Stephanie said...

I’ve been reading The Autoimmune Epidemic and I have to say that, as a medical journalist, the scientific research Nakazawa discusses, concerning environmental triggers is alarming and very compelling. These are studies coming from top medical and scientific institutions around the world. But, aside from what’s helpful about this book for anyone with an autoimmune disease (or who, like me, have friends who are afflicted), is that understanding the science behind your symptoms can help you to take better care of yourself . The book also validates what you’ve always suspected and intuited. My friends know that eating certain foods (sugar, gluten) will trigger symptoms. Same with household chemicals or that nice “new car smell”. One of my friends was about to buy a house but every time she went into it she got a headache. It turns out that the kitchen cabinets were made with formaldehyde. That nixed the deal. This book helps to explain exactly what is going on in the body when something like that happens. Even though I don’t have any disease (that I know of), I am much more careful than I used to be about what I expose myself to. Nakazawa writes about people who were apparently in the best of health for years until something –cycling through an area where there’s been a forest fire, a bout of flu—just tips them over. These diseases are slow-brewing. She talks about something called “the barrel effect”: one’s immune system can handle a lot of foreign invaders for a long time while the “stew” slowly rises to the top of the barrel and then some environmental trigger comes along that might not bother anyone else, but if your barrel is full, it will now spill over. Then you start to see symptoms. It’s like the proverbial last straw that broke the camel’s back.

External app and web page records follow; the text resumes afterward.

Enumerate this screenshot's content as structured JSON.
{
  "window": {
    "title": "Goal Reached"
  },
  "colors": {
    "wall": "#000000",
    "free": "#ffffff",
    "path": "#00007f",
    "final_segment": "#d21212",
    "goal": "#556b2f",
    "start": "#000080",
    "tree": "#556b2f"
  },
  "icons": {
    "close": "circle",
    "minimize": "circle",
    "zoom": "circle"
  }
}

Brett said...

Stephanie,

Thanks for you thoughts on the book. The barrel effect that you mention is especially interesting (at least to me). I just may have to move this book up in my "to-read" stack.